The new Checklist will form the taxonomic basis of BirdLife’s assessments of the status of the world’s birds for the IUCN Red List. The taxonomic changes that will appear in volume 2 of the checklist (for passerines) will begin to be incorporated into the 2016 Red List update, with the remainder to be incorporated into subsequent Red List updates.
Preliminary Red List assessments have been carried out for the newly split or lumped taxa. We are now requesting comments and feedback on these preliminary assessments.
Cuban Bullfinch Melopyrrha nigra is being moved to genus Pyrrhulagra and split into P. nigra and P. taylori, following the application of criteria set out by Tobias et al. (2010).
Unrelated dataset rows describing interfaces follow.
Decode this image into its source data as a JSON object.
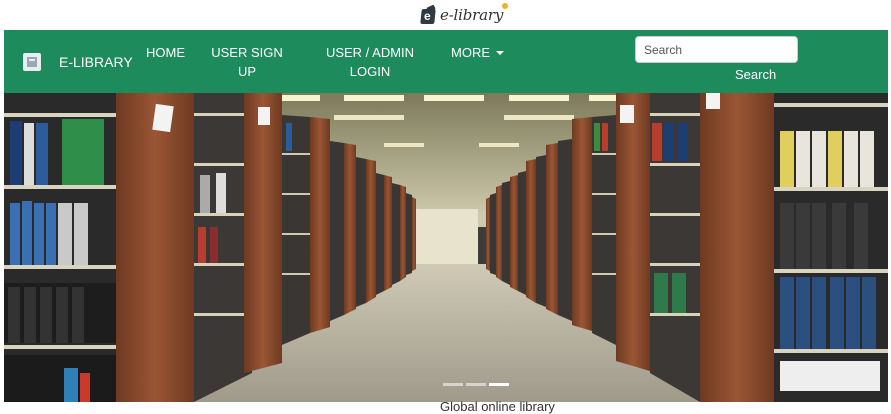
{
  "header": {
    "logo_text": "e-library"
  },
  "navbar": {
    "brand": "E-LIBRARY",
    "items": [
      {
        "label": "HOME"
      },
      {
        "label": "USER SIGN UP"
      },
      {
        "label": "USER / ADMIN LOGIN"
      },
      {
        "label": "MORE"
      }
    ],
    "search": {
      "placeholder": "Search",
      "button_label": "Search"
    }
  },
  "hero": {
    "slides_total": 3,
    "active_slide": 3
  },
  "colors": {
    "navbar": "#1e8b5d",
    "shelf_wood": "#8a4c2c",
    "carpet": "#b7b2a2"
  },
  "footer_text": "Global online library"
}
Prior to this taxonomic change, Cuban Bullfinch (http://www.birdlife.org/datazone/species/factsheet/22723564) was listed as Least Concern on the basis that it did not approach the threshold for Vulnerable under any criteria. The pre-split species was characterised as ‘fairly common’ (Stotz et al. 1996). P. nigra (as now defined following the taxonomic change) has a very similar range as prior to the split, and so the species is still considered to be ‘fairly common’. This species is found in forest and mangroves, as well as in brushy areas on the main island of Cuba and a number of associated smaller islands (Rising 2016). It is affected by habitat loss, and fragmentation as well as by trapping for the cage bird market (Alonso et al. 2012, Ayón Güemes et al. 2013). Alonso et al. (2012) listed this species as Near Threatened due to potentially high levels of offtake of this species from the wild for trade in the cage bird market in Cuba. However, it is uncertain what degree of decline there actually is in the population as a result of these factors as there are no values to show the rate of population decline. We therefore request any further information regarding measures of decline in this species to help decide whether this species warrants a global listing as Near Threatened under criteria A2cd+3cd+4cd.
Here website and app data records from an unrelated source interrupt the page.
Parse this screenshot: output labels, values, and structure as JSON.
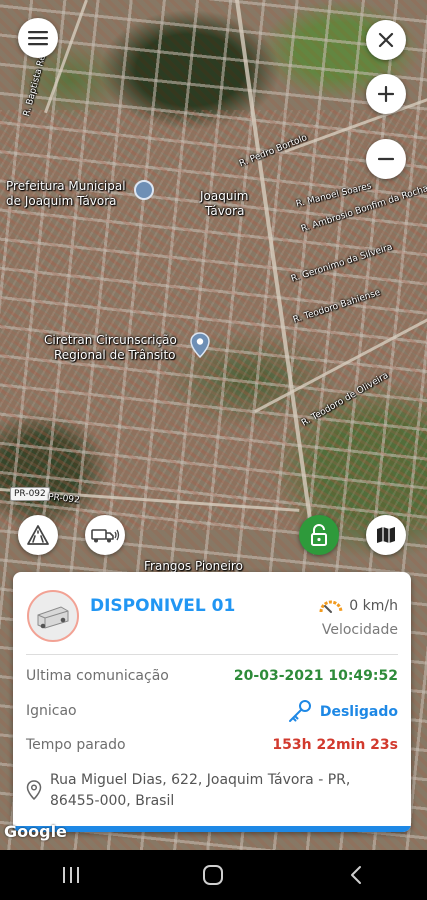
{
  "map": {
    "labels": {
      "prefeitura": "Prefeitura Municipal",
      "prefeitura2": "de Joaquim Távora",
      "city": "Joaquim",
      "city2": "Távora",
      "ciretran": "Ciretran Circunscrição",
      "ciretran2": "Regional de Trânsito",
      "frangos": "Frangos Pioneiro",
      "road_shield": "PR-092",
      "road_label": "PR-092",
      "street1": "R. Pedro Bortolo",
      "street2": "R. Manoel Soares",
      "street3": "R. Ambrosio Bonfim da Rocha",
      "street4": "R. Geronimo da Silveira",
      "street5": "R. Teodoro Bahiense",
      "street6": "R. Teodoro de Oliveira",
      "street7": "R. Baptista Rezende"
    },
    "google": "Google"
  },
  "controls": {
    "menu_icon": "hamburger-menu-icon",
    "close_icon": "close-icon",
    "zoom_in_icon": "plus-icon",
    "zoom_out_icon": "minus-icon",
    "traffic_icon": "traffic-cone-icon",
    "tracking_icon": "truck-signal-icon",
    "lock_icon": "unlocked-padlock-icon",
    "map_type_icon": "map-icon",
    "lock_color": "#2e9a3b"
  },
  "vehicle": {
    "name": "DISPONIVEL 01",
    "speed": "0 km/h",
    "speed_caption": "Velocidade",
    "last_comm_label": "Ultima comunicação",
    "last_comm_value": "20-03-2021 10:49:52",
    "ignition_label": "Ignicao",
    "ignition_value": "Desligado",
    "stopped_label": "Tempo parado",
    "stopped_value": "153h 22min 23s",
    "address": "Rua Miguel Dias, 622, Joaquim Távora - PR, 86455-000, Brasil"
  },
  "colors": {
    "name_blue": "#2196f3",
    "green_value": "#2e8b3a",
    "blue_value": "#1e88e5",
    "red_value": "#d23a2e"
  }
}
P. taylori is found only on Grand Cayman Island in the Cayman Islands in brushy areas, forest and mangroves (Rising 2016). It is described as common (Rising 2016) and is frequently recorded (see ebird webpage: http://ebird.org/ebird/map), but given its restricted range its total population size may not exceed 10,000 mature individuals. There have been declines in this taxon, particularly in the west of Grand Cayman as a result of habitat fragmentation, and invasive mammals (Bradley 2000). We request any further information regarding population size and trend estimates, but in the absence of any such additional information it is proposed that this species be listed as Near Threatened under criterion C2a(ii).
Alonso, H. G., Schettino, L. R., Rodríguez, A., Mancina, C. A. and García, I. R. (2012) Libro Rojo de los Vertebrados de Cuba. Editorial Academia, La Habana
Ayón Güemes, X., Rojas, E. R. and Iñigo-Elias, E. E. (2013) Cuban Bullfinch (Melopyrrha nigra), Neotropical Birds Online (T. S. Scuhlenberg, Editor). Ithaca: Cornell Lab of Ornithology; retrieved from Neotropical Birds Online; http://neotropical.birds.cornell.edu/portal/species/overview?p_p_spp=629836
Bradley, P. E. (2000) The birds of the Cayman Islands. BOU Checklist No 19. British Ornithologists’ Union, The Natural History Museum, Tring, Hertfordshire, UK
Rising, J. (2016). Cuban Bullfinch (Melopyrrha nigra). In: del Hoyo, J., Elliott, A., Sargatal, J., Christie, D.A. & de Juana, E. (eds.). Handbook of the Birds of the World Alive. Lynx Edicions, Barcelona. (retrieved from http://www.hbw.com/node/62157 on 26 August 2016).
Stotz, D. F., Fitzpatrick, J. W., Parker, T. A., Moskovits, D. K. (1996) Neotropical birds: ecology and conservation. University of Chicago Press, Chicago.
Tobias, J. A., Seddon, N., Spottiswoode, C. N., Pilgrim, J. D., Fishpool, L. D. C. and Collar, N. J. (2010) Quantitative criteria for species delimitation. Ibis 152: 724–746.